Bear in mind that this is one of the first images we see, before any characters or settings, and before a single line of dialogue has been uttered, but instantly we are aware that the film concerns an entity that walks the line between the binary opposites of human and non-human. The way that Glazer achieves this is by utilising the eye, the window to the soul, as something that defines the idea of a human, the part of our body that allows us to observe and determine our own identity, and a motif that will become hugely important later on.

Soon after, we watch as a network of rivers flow through the countryside before cutting to a mysterious biker swiftly riding along a Scottish highland road, his headlight the lone source of movement in the frame. If we are already thinking in terms of the human anatomy, then both these images (figs iv and v) could be said to resemble veins or arteries, the movement along them blood.

Fig iv: the river - symbolic of the veins in her new body


Fig v: The highland road, again with an anatomical visual association


Numerous times thereafter, Scarlett Johansson's unnamed alien is seen to interact with both her own and the bodies of others in differing ways. Firstly, we see her naked, undressing a dead woman in a brightly lit white space, and taking the clothes for herself.
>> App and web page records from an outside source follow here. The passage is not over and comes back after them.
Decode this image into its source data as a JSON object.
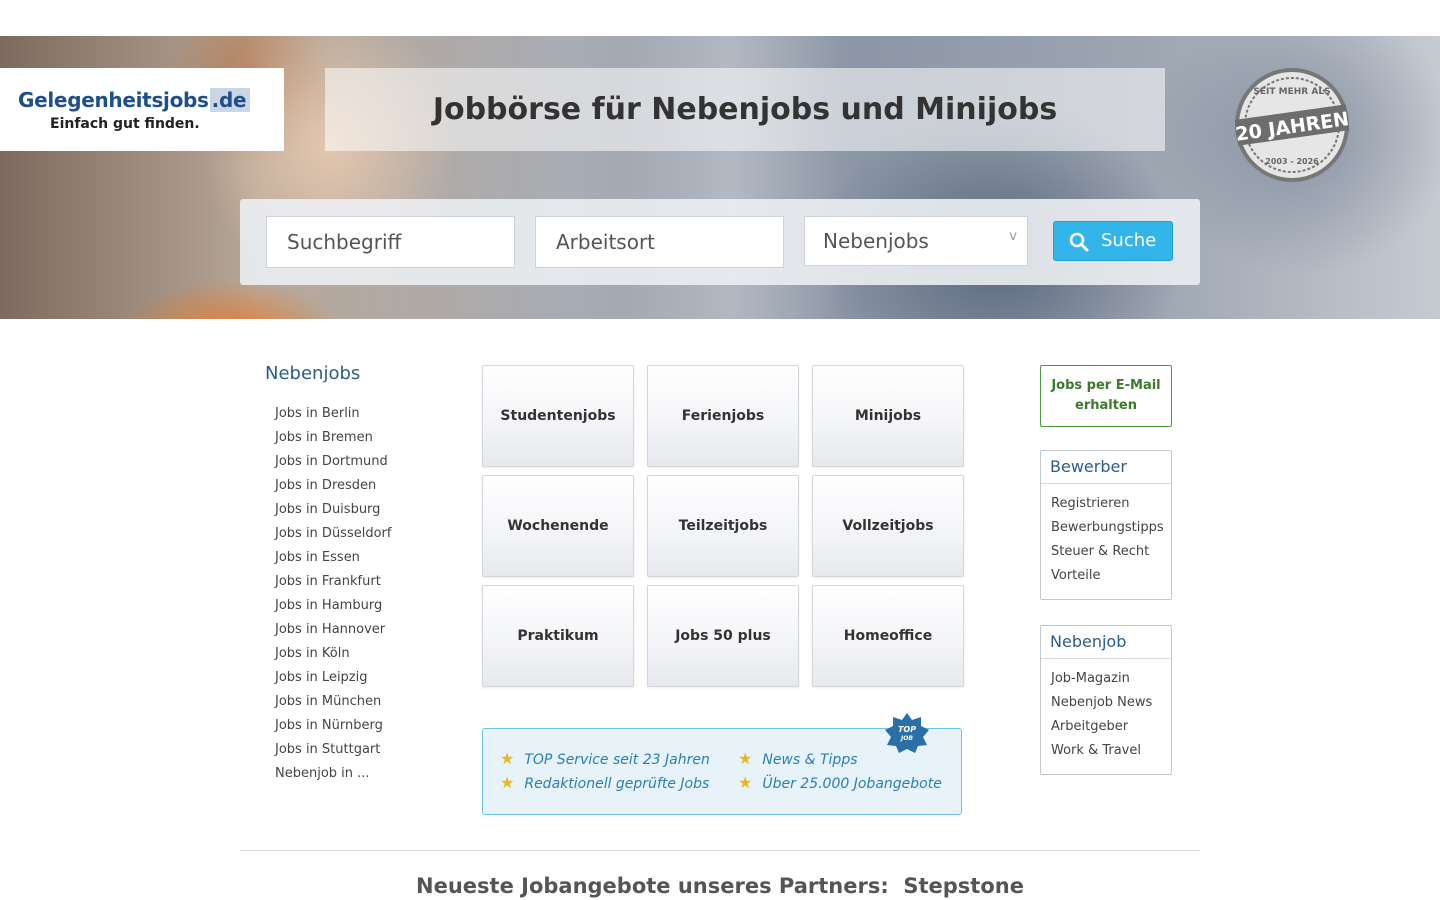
{
  "header": {
    "logo_main": "Gelegenheitsjobs",
    "logo_tld": ".de",
    "logo_tagline": "Einfach gut finden.",
    "headline": "Jobbörse für Nebenjobs und Minijobs",
    "badge": {
      "top_text": "SEIT MEHR ALS",
      "main_text": "20 JAHREN",
      "bottom_text": "2003 - 2026"
    }
  },
  "search": {
    "keyword_placeholder": "Suchbegriff",
    "location_placeholder": "Arbeitsort",
    "category_selected": "Nebenjobs",
    "button_label": "Suche",
    "button_color": "#33b5ea"
  },
  "left_nav": {
    "title": "Nebenjobs",
    "items": [
      "Jobs in Berlin",
      "Jobs in Bremen",
      "Jobs in Dortmund",
      "Jobs in Dresden",
      "Jobs in Duisburg",
      "Jobs in Düsseldorf",
      "Jobs in Essen",
      "Jobs in Frankfurt",
      "Jobs in Hamburg",
      "Jobs in Hannover",
      "Jobs in Köln",
      "Jobs in Leipzig",
      "Jobs in München",
      "Jobs in Nürnberg",
      "Jobs in Stuttgart",
      "Nebenjob in ..."
    ]
  },
  "categories": [
    "Studentenjobs",
    "Ferienjobs",
    "Minijobs",
    "Wochenende",
    "Teilzeitjobs",
    "Vollzeitjobs",
    "Praktikum",
    "Jobs 50 plus",
    "Homeoffice"
  ],
  "promo": {
    "badge_text_1": "TOP",
    "badge_text_2": "JOB",
    "items": [
      "TOP Service seit 23 Jahren",
      "News & Tipps",
      "Redaktionell geprüfte Jobs",
      "Über 25.000 Jobangebote"
    ]
  },
  "sidebar": {
    "email_label": "Jobs per E-Mail erhalten",
    "bewerber": {
      "title": "Bewerber",
      "items": [
        "Registrieren",
        "Bewerbungstipps",
        "Steuer & Recht",
        "Vorteile"
      ]
    },
    "nebenjob": {
      "title": "Nebenjob",
      "items": [
        "Job-Magazin",
        "Nebenjob News",
        "Arbeitgeber",
        "Work & Travel"
      ]
    }
  },
  "partner": {
    "title": "Neueste Jobangebote unseres Partners:  Stepstone"
  }
}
With this act she takes the woman's identity and place in society, before leaving the space and entering the human world.

So the suggestion is that now, both under her skin and over it, there are elements that make her human - something Glazer has established within the first sequence of the film. From here she begins to stalk her male victims, seducing them and taking them to her dilapidated house before leading them into a black void where they wander unknowingly into the abyss.

The alien essentially feeds on the life force of its victims, who are literally drained of their contents and left as floating skin. Again, anatomical connotation is suggested with the trough of red liquid we see immediately after she takes a victim (vi and vii).

Fig vi: The empty skin of her victim floats through the void


Fig vii: The trough of red, again reinforcing the arterial connection


As she consumes more and more people, the alien begins to become human herself, experiencing compassion, empathy, fear, arousal and pain for the very first times. One such instance is when she attempts to harvest a heavily disfigured man. She takes him to the void, removes his clothes but takes pity on him, gazing into the eyes of her own reflection and experiencing an individual realisation.

Through the disfigurement of the man's body, and the identification of her own through its eyes, the alien becomes human, her skin, veins, blood and eyes being signifiers of the status. Previously Glazer had shown us a sequence in which he unknowingly films members of the public passing each other by in a busy high street. After a while he begins to superimpose the frames over each other, building to a point where the screen becomes an orange void and we are able to make out Johansson's face against the distorted pattern.

Fig viii: The pattern of different human faces and bodies that Glazer creates.


Fig ix: The moment Johansson's face appears in the pattern, confirming her newfound human nature by visually connecting her with every other human in these dense layers of superimposition.


With this he establishes the idea that with a human body, you are to experience a vast range of feelings, instincts, and worries that are specific to the human condition. With the alien's occupation of a female form, she becomes human - the emotions inherent with the design smothering her own non-human motivations.

Glazer is a director able to convey this incredibly complex idea with surreal, unconventional imagery. Visual ideas that we would not normally associate with this highly conceptual philosophy seem familiar and suitable under his direction, and even with the heavily ambiguous nature of Under The Skin we are able to take away a clear, universally relevant message.

I consider Under the Skin so highly for this reason, and have recently thought that Glazer might not only be the finest British fictional director of his generation, but also its greatest advertiser. Because, let's face it, are there any other directors able to sell a dense, complex idea as easily they do a pint of Guinness?